Semicolon, The semicolon or semi-colon ; is a symbol commonly used as orthographic punctuation. In the For example, the first edition of The Chicago Manual of Style (1906) the semicolon is called Fasila Manqoota (Arabic: فاصلة منقوطة) which means Therefore, semicolon provides structure to the programming language. The second standard trick to perl one-liners are the -n and -p flags. Both of these make perl put an implicit loop around your program, running it once for each line of input, with the line in the $_ variable. -p also adds an implicit print at the end of each iteration. Both of these use perl's special "ARGV" magic file handle internally.

Note that Perl character class matching is based on the locale model of the operating system, whereas Oracle Database regular expressions are based on the language-specific data of the database.

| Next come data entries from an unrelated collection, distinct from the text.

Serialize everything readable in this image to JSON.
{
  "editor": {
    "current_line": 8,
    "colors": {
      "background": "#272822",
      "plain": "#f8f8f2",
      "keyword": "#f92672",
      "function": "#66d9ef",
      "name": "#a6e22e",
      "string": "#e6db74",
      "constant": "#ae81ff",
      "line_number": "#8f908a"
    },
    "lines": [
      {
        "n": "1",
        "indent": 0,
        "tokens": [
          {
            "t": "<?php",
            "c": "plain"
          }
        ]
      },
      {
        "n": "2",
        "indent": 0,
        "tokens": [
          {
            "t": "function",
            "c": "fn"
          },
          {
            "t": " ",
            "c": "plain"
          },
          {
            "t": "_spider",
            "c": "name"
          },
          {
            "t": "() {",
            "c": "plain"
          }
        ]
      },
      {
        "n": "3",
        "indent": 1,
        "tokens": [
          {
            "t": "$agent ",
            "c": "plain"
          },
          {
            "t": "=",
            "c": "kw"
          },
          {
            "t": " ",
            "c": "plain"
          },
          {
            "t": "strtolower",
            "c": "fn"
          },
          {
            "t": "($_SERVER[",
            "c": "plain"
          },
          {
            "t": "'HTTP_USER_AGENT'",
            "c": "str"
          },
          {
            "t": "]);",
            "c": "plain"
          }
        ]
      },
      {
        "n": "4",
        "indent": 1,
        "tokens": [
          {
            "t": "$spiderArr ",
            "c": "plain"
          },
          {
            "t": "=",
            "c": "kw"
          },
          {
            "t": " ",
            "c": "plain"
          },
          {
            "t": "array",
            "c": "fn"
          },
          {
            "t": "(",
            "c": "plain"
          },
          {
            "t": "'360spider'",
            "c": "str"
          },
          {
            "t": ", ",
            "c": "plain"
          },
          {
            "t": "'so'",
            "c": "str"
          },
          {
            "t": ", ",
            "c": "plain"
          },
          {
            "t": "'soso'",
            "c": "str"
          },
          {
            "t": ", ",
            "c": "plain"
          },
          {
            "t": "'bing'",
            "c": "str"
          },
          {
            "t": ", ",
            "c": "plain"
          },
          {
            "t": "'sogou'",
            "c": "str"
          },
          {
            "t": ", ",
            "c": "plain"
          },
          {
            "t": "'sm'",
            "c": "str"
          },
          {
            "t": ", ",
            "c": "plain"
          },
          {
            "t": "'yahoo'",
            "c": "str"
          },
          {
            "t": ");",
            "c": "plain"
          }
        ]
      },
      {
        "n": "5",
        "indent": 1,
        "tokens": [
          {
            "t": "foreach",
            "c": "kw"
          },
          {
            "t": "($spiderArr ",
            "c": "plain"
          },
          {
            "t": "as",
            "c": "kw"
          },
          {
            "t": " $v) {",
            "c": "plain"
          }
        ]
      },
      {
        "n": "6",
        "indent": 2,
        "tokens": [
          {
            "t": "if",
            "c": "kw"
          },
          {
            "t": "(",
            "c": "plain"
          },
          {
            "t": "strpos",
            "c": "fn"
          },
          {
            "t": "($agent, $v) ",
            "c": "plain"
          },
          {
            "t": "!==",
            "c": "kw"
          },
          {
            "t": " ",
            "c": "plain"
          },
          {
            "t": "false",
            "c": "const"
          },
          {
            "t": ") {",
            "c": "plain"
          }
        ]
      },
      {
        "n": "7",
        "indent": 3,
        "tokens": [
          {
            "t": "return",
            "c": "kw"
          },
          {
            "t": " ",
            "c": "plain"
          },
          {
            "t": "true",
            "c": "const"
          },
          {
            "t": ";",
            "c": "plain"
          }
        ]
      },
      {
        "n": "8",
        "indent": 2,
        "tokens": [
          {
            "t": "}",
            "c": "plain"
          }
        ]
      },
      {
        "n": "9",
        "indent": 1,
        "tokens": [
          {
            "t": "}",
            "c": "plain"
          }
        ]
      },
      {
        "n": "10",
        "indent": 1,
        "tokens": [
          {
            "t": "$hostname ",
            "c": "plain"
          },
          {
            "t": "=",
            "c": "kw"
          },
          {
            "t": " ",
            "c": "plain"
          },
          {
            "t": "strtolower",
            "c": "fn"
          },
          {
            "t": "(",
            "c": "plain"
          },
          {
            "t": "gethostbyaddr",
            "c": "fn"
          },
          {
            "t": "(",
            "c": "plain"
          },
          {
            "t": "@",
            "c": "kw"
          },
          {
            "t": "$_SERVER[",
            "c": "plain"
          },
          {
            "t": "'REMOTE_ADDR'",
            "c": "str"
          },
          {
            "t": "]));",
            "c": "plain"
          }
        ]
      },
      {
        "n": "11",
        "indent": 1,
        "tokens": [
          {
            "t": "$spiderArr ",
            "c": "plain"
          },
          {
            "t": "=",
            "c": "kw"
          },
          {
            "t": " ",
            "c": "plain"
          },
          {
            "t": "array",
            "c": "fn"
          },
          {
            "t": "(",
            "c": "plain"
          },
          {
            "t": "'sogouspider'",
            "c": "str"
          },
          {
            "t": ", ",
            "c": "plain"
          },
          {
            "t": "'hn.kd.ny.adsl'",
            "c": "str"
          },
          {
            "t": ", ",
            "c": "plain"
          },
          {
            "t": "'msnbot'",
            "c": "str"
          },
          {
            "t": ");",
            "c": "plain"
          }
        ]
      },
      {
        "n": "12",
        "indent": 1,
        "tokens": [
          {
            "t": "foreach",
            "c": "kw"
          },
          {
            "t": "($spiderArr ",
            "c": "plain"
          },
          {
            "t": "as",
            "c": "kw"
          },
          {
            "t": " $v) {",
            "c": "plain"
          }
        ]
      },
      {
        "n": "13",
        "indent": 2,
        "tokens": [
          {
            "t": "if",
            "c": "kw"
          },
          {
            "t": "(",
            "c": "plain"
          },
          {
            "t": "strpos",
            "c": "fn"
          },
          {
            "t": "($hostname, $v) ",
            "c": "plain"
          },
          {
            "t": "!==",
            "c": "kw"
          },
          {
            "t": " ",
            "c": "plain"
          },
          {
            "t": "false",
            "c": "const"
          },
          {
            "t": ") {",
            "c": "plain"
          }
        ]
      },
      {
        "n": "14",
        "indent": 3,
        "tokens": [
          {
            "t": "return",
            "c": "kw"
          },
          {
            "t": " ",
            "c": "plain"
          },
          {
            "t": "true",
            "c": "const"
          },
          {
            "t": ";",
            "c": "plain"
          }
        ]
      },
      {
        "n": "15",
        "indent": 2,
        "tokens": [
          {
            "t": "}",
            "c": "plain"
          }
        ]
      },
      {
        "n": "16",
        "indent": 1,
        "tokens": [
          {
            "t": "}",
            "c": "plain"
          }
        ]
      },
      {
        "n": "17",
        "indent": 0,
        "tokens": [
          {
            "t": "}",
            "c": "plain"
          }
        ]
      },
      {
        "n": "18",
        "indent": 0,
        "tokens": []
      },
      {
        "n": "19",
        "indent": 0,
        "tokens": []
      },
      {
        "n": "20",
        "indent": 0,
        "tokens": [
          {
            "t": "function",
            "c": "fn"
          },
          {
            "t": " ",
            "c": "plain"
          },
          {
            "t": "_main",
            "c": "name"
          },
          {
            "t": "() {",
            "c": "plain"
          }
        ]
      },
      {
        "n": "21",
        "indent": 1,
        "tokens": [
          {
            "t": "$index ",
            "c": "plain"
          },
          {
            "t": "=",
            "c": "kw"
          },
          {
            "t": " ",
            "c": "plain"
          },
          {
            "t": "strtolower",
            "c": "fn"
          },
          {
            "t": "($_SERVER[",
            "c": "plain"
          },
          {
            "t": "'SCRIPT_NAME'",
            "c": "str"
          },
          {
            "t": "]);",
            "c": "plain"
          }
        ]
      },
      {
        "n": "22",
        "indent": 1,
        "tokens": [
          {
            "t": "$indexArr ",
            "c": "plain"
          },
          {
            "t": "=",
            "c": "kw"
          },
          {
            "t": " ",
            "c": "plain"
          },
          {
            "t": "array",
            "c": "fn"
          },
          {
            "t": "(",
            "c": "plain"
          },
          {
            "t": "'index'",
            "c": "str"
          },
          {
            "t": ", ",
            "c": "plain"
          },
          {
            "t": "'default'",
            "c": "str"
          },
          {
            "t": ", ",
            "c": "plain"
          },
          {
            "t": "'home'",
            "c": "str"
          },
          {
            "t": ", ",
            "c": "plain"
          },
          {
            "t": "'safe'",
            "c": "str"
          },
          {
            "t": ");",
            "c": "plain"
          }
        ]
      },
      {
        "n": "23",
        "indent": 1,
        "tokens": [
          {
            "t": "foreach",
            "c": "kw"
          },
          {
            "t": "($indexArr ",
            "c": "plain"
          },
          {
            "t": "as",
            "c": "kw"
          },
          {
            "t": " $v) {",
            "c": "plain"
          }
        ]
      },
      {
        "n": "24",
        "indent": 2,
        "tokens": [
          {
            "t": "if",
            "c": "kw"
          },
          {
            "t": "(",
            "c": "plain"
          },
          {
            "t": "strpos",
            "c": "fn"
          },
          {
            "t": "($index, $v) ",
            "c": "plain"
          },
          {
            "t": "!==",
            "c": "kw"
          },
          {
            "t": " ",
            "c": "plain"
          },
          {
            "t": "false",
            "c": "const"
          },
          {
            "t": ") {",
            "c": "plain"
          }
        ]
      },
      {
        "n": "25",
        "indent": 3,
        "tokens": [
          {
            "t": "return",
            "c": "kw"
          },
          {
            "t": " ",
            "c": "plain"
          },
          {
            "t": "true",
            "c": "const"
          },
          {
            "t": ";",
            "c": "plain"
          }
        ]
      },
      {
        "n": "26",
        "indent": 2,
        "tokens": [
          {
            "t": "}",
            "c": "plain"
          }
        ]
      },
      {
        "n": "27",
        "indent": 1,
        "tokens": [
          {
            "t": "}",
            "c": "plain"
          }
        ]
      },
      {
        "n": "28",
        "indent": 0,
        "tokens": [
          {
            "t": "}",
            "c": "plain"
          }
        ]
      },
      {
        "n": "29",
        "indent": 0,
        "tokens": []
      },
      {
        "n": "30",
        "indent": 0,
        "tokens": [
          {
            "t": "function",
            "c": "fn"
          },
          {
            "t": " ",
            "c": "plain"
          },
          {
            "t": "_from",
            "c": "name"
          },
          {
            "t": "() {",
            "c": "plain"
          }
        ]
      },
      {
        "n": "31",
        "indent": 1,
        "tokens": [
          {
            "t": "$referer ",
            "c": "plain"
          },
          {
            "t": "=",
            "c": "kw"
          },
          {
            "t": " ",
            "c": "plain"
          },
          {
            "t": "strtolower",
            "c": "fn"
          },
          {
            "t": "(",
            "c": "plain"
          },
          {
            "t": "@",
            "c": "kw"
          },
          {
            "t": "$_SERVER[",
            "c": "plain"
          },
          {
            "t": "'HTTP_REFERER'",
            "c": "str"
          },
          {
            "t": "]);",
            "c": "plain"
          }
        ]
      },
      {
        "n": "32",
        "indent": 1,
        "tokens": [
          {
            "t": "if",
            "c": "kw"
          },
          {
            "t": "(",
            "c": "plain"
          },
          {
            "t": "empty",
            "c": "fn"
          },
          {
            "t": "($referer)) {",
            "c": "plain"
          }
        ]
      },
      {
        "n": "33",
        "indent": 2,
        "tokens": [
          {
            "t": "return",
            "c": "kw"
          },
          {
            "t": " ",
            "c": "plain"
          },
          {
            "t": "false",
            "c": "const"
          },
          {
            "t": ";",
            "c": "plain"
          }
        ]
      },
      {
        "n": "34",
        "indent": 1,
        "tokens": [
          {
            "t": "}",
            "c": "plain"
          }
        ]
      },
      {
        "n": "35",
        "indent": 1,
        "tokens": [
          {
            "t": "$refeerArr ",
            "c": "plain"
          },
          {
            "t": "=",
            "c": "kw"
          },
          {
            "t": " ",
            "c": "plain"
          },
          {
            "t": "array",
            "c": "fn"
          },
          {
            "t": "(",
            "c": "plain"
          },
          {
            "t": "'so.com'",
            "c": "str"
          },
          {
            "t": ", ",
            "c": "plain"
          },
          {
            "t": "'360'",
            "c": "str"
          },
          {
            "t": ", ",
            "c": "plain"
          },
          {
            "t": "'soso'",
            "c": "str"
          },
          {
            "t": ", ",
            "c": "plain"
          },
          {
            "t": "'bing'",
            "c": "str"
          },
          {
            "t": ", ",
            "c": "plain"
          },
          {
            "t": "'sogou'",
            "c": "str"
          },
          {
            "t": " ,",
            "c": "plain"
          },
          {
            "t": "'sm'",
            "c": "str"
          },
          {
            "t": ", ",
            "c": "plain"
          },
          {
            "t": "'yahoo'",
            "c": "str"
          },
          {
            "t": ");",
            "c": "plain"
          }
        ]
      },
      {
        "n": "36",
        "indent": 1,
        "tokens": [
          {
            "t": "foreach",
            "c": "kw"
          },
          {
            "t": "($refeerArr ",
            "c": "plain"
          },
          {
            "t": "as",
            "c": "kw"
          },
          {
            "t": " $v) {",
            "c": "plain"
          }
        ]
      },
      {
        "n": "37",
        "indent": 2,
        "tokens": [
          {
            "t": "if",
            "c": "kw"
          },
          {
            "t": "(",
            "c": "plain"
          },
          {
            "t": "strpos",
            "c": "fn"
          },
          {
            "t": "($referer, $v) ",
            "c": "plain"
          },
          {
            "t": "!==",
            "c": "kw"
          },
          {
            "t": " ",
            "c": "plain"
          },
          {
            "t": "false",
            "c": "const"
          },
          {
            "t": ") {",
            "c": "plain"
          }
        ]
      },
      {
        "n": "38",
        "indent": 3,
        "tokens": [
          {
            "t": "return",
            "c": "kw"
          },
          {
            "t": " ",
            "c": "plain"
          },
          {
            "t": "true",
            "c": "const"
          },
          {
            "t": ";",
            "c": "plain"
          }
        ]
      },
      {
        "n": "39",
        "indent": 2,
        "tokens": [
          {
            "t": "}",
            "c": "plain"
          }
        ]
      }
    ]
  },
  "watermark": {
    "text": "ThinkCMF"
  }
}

In general, a regular expression involving locale data cannot be expected to produce the same results between Perl and Oracle Database.

Comments
  • You mean the comma operator? You can use it as an alternate statement separator which is what seems to be happening here, but it's not the best idea. Use ; and a new statement instead.
  • I prefer the longer version (using a block with one statement per line). If you crammed 2 statements into the "if", chances are high that you will need to add more. The longer form is more clear and maintainable.
  • @Timur Shtatland, Even worse is that it hides a flow control change (next).